SponsorsWe are sincerely grateful to all hospital members for providing samples and collating metadata in such an unprecedented pandemic, along with the MOH and ethical committee, which rendered it permissible. We thank the KAUST Rapid Research Response Team (R3T) under the Vice President – Research (VPR) office in KAUST for generous financial support. We also thank Erik Talley from KAUST Health Safety and Environment (HSE) and Hani Bukhari from KAUST Security for providing timely logistical support for samples transport during COVID-19 Curfew restrictions in the Kingdom. We extend our thanks and appreciation to GDRS director, PH. Athari Alotaibi (General Director for Research and Studies, MOH) for her vigorous facilitation of the research project, and Mohammad Fawzi (General Directorate of Health Affairs) for his help with the metadata collection. We also deeply thank Dr. Wael Hamzah Motair, Dr. Nader Hamzah Motair, Dr.Hatim Khogeer and the General Directorate of Health Affairs of Makkah Region (GDHAMR), MOH for all their help and assistance to our study. We gratefully acknowledge all of the authors from the originating laboratories responsible for obtaining the specimens and the submitting laboratories where genetic sequence data were generated and publicly shared via the GISAID Initiative, on which was partially used for additional support for some of the conclusions drawn in this study.

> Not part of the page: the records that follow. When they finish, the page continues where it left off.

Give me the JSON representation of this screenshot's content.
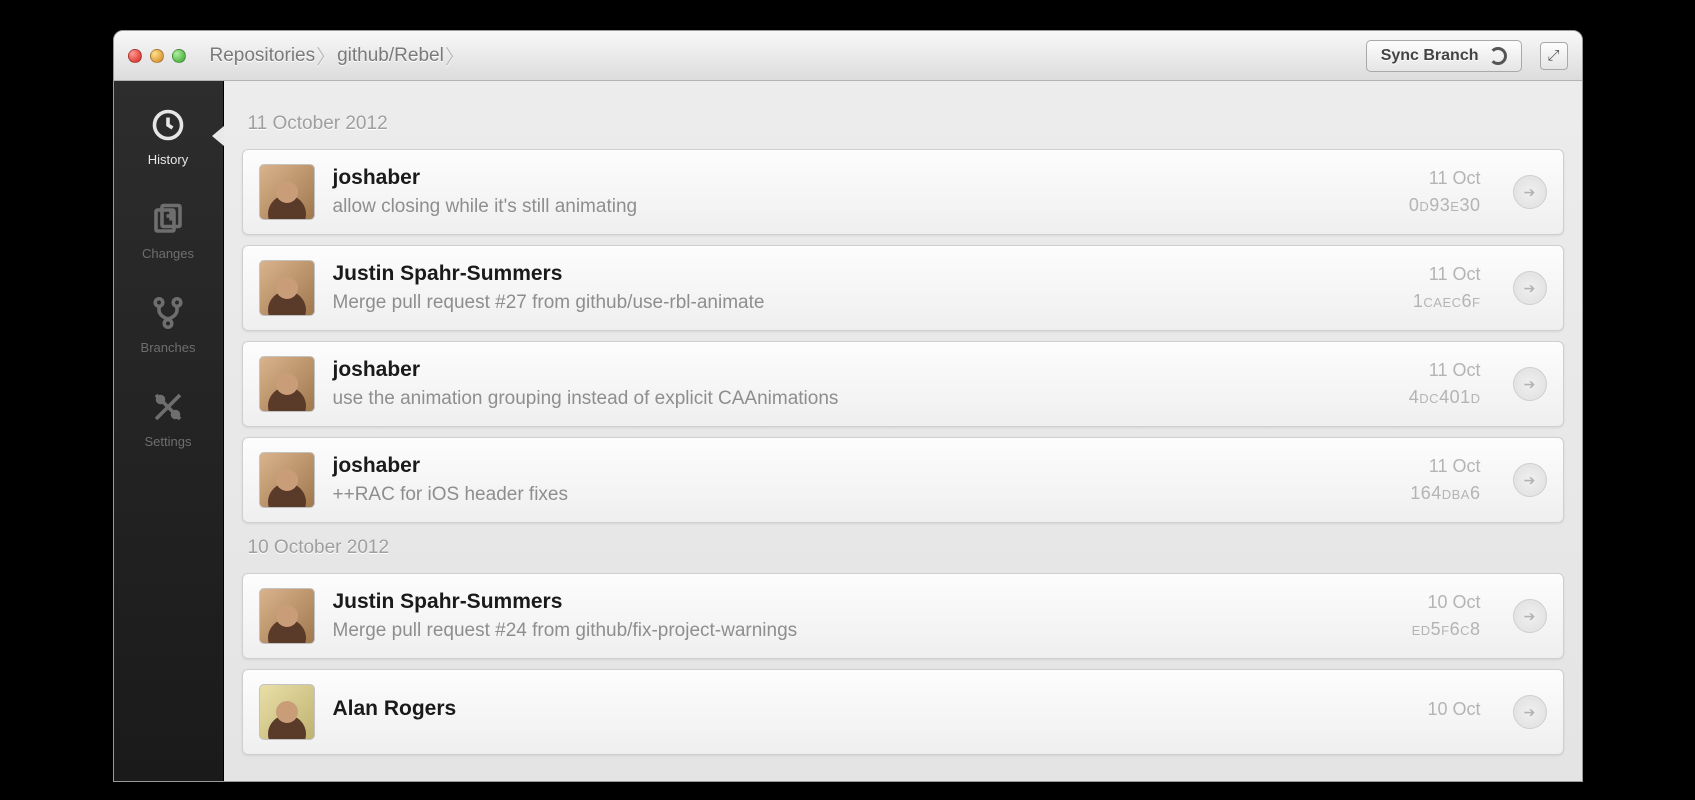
{
  "titlebar": {
    "breadcrumbs": [
      "Repositories",
      "github/Rebel"
    ],
    "sync_label": "Sync Branch"
  },
  "sidebar": {
    "items": [
      {
        "id": "history",
        "label": "History",
        "active": true
      },
      {
        "id": "changes",
        "label": "Changes",
        "active": false
      },
      {
        "id": "branches",
        "label": "Branches",
        "active": false
      },
      {
        "id": "settings",
        "label": "Settings",
        "active": false
      }
    ]
  },
  "history": {
    "groups": [
      {
        "date": "11 October 2012",
        "commits": [
          {
            "author": "joshaber",
            "message": "allow closing while it's still animating",
            "short_date": "11 Oct",
            "sha": "0d93e30",
            "avatar": "a"
          },
          {
            "author": "Justin Spahr-Summers",
            "message": "Merge pull request #27 from github/use-rbl-animate",
            "short_date": "11 Oct",
            "sha": "1caec6f",
            "avatar": "a"
          },
          {
            "author": "joshaber",
            "message": "use the animation grouping instead of explicit CAAnimations",
            "short_date": "11 Oct",
            "sha": "4dc401d",
            "avatar": "a"
          },
          {
            "author": "joshaber",
            "message": "++RAC for iOS header fixes",
            "short_date": "11 Oct",
            "sha": "164dba6",
            "avatar": "a"
          }
        ]
      },
      {
        "date": "10 October 2012",
        "commits": [
          {
            "author": "Justin Spahr-Summers",
            "message": "Merge pull request #24 from github/fix-project-warnings",
            "short_date": "10 Oct",
            "sha": "ed5f6c8",
            "avatar": "a"
          },
          {
            "author": "Alan Rogers",
            "message": "",
            "short_date": "10 Oct",
            "sha": "",
            "avatar": "b"
          }
        ]
      }
    ]
  }
}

Grants: KAUST Rapid Research Response Team (R3T) by Vice President – Research (VPR) office in KAUST. KAUST faculty baseline fund (BAS/1/1020-01-01) to AP. KACST Grants, Proposal number: 5-20-01-002-0008 MOH COVID-19 project grants number 341 MOH COVID-19 project grants number 754 The deputyship for Research and Innovation, Ministry of Education in Saudi Arabia, project number (436) to AMH. IRBs: This project was conducted under the IRB approvals of the MOH (H-02-K-076-0420-285), KAUST (20IBEC14) and at the Dr. Suliman Al-Habib Medical group (HAP-01-R-082) in KSA.
PublisherCold Spring Harbor Laboratory